He sounded a similar message in a more recent Senate report on the Northern Distribution Network. But that report also highlighted the weaknesses of Kerry's stance: while rhetorically it of couse sounds good to say you can promote both democracy and security, there are plenty of obvious ways in which the two do in fact conflict and the report gave no indication of how the U.S. could have this cake and eat it too. I discussed this in an op-ed shortly after the report came out:
The Kerry report makes the same claim [that U.S. engagement in Uzbekistan is improving the human rights situation there] and as evidence reaches back nearly four years to note only one such bit of progress: that the government began allowing the Red Cross to visit prisoners in 2008. But the overall picture is grim, and, if anything, getting worse.
The report doesn’t back up that assertion, and in the case of Uzbekistan it plainly isn’t true. No sort of political engagement will work, and the irony is that the more U.S. officials believe it, the more likely they are to compromise their principles. In this case, saying nothing may be the best way for the U.S. to stay true to what it believes.

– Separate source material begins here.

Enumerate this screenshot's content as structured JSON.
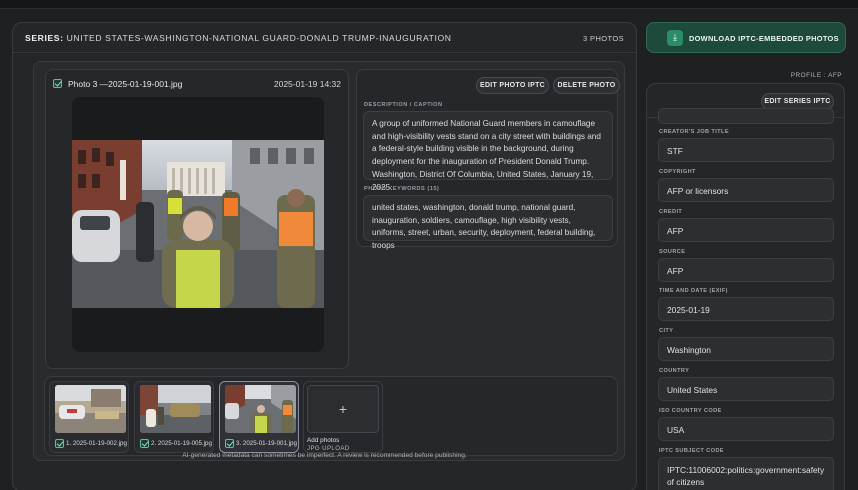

In this sort of wishful thinking, Kerry would be following directly in the footsteps of his predecessor-to-be Hillary Clinton. To go out on a limb a bit, there seems to be a common affliction among high-level Democratic foreign policymakers -- both Clintons, Madeleine Albright and Kerry are all examples. Among these sorts of people, who do strongly care about human rights and in general doing the right thing, when they are forced by the exigencies of power to exercise realpolitik, they seem to need to justify themselves by claiming that their policy is in fact somehow advancing human rights or democracy. Thus:
When Clinton visited Tashkent in October , a State Department official told the reporters accompanying her that “President Karimov commented that he wants to make progress on liberalization and democratization, and he said that he wants to leave a legacy of that for his — both his kids and his grandchildren.” Pressed by an incredulous reporter, the official added, “Yeah. I do believe him.”
Anyway, on the Caucasus Kerry also has closely tracked the Obama administration, strongly supporting the reset with Russia while arguing that "this dialogue will not come at the expense of Georgia’s security and sovereignty."
Some of Kerry's previous stances derive from the fact that he represents Massachusetts, a state with a relatively high population of Armenian-Americans. So, he defended former U.S. ambassador John Evans when Evans was fired for using the word "genocide" to refer to the 1915 events in eastern Turkey. And he also played a key role in passing "Section 907," the U.S. law restricting military aid to Azerbaijan.
Still, it's probably a measure of his skill as a diplomat that more or less all sides in the Caucasus support him, though Azerbaijan seems to be slightly wary. Still, Turkey is enthusiastic about Kerry, Today's Zaman reports.
Again, though, what Kerry personally believes is not likely to be too relevant to his performance as Secretary of State, as he'll mostly be implementing White House policy. That Kerry's views are so consistent with Obama's, and that he is so well acquainted with all of the major issues and players, even in a relatively low priority region like this one, suggests that his tenure will be, if nothing else, smooth.